When a key has no known size (from addurl --relaxed eg), I think data loss could occur in this situation:

  • repo A has an object for the key with size X
  • repo B has an object for the same key with size Y (!= X)
  • repo A transfers to the special remote
  • then B transfers to the special remote
  • B transfers one more chunk than A, because of the different size
  • B actually "resumes" after the last chunk A uploaded. So now the remote contains A's chunks, followed by B's extra chunk.
  • A and B sync up, which merges the chunk logs. Since that log uses "key:chunksize" as the log key, and the two logs have two different ones, one will win or come first in the merged log. Suppose it's the entry for B. So, the log then will be interpreted as the number of chunks being B's.
  • Now when the object is retrieved from the special remote, it will retrieve and concacenate A's chunks, followed by B's extra chunk.
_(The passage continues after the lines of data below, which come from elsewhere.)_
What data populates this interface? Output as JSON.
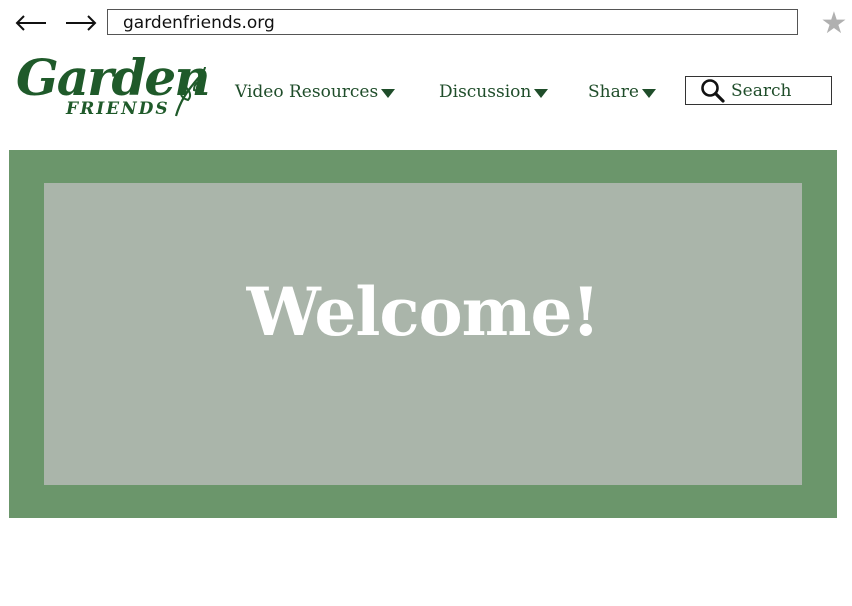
{
  "browser": {
    "url": "gardenfriends.org",
    "back_icon": "back-arrow-icon",
    "forward_icon": "forward-arrow-icon",
    "bookmark_icon": "star-icon",
    "bookmark_color": "#b0b0b0"
  },
  "logo": {
    "word1": "Garden",
    "word2": "FRIENDS",
    "icon": "leaf-icon",
    "color": "#1f5a2a"
  },
  "nav": {
    "items": [
      {
        "label": "Video Resources",
        "has_dropdown": true
      },
      {
        "label": "Discussion",
        "has_dropdown": true
      },
      {
        "label": "Share",
        "has_dropdown": true
      }
    ]
  },
  "search": {
    "label": "Search",
    "icon": "search-icon"
  },
  "hero": {
    "title": "Welcome!",
    "outer_color": "#6b966b",
    "inner_color": "#aab5aa"
  }
}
So this is corruption at least, it can be recovered from, but to do so you have to know the original length of A's object. Note that most keys with unknown size also have no checksum to use to verify them, so it would be easy for this to happen and not be caught.

(Alternatively, after B transfers, it can sync with A, drop, and get the content back from the special remote. Same result by another route, and without needing any particular git-annex branch merge behavior to happen so easier to reproduce. (I have not tried either yet.))
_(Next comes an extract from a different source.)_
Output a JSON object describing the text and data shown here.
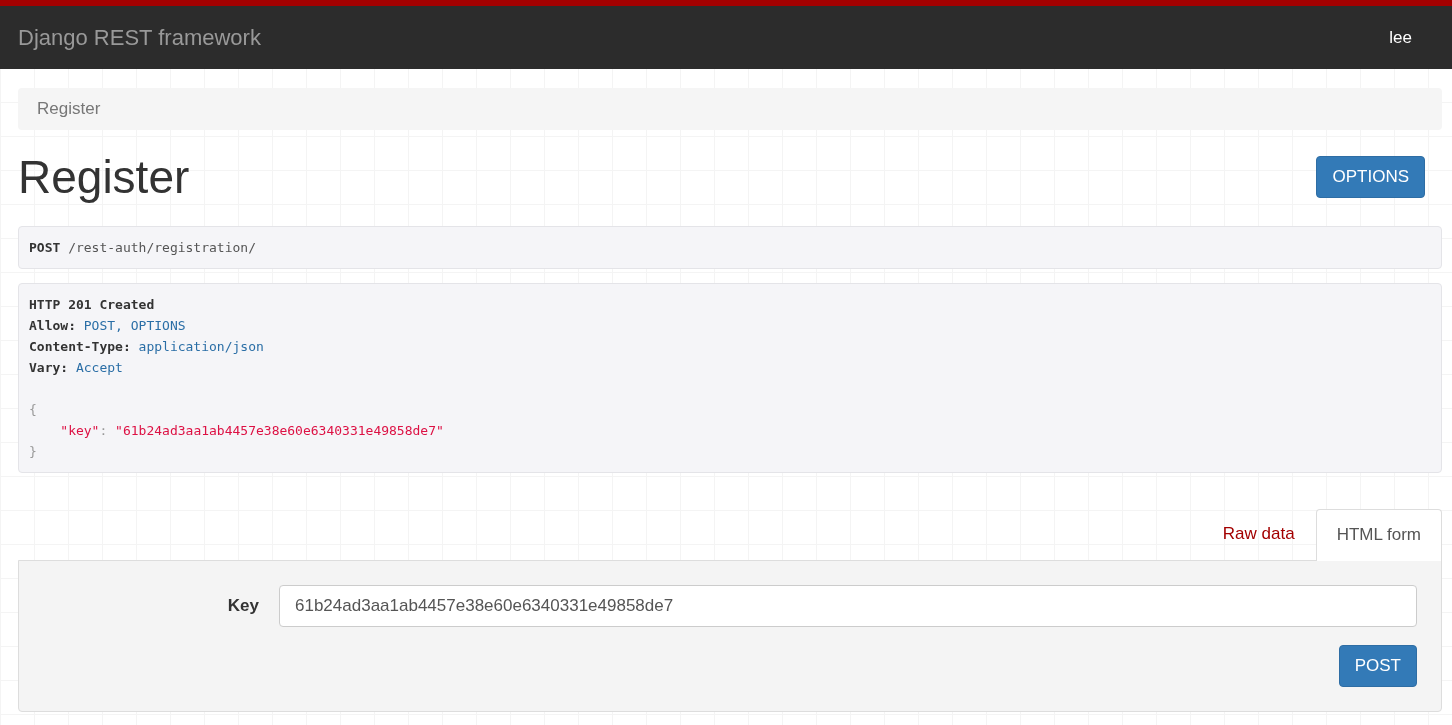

A simulantaneous upload by A and B might cause unrecoverable data loss if they eg alternate chunks. Unsure if that can really happen.

If A starts to transfer, sends some chunks, but is interrupted, and B then transfers, resuming after the last chunk A stored, that would be data loss.
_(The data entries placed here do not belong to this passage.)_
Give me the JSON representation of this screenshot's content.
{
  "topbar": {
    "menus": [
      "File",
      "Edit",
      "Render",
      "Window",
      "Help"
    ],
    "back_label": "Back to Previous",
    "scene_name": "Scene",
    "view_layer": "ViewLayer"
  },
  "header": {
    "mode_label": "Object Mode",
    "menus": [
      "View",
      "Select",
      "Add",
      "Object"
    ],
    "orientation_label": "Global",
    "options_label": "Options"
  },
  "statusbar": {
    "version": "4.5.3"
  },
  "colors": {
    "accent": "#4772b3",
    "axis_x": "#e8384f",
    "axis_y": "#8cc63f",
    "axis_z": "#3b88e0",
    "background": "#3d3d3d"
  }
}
It might be best to just disable storing in chunks for keys of unknown size, since it can fail so badly with them, and they're kind of a side thing?

(Could continue retrieving, for whatever is stored hopefully w/o being corrupted already.) --Joey

This would also affect any key that is not stable. And oh, it stopped using chunks to store non-stable keys in 2014.

So, this can't really happen with url keys, because they're not stable. Ok, not a bug then, because if the key is stable, there can only be one object for it, by definition. Whew! done --Joey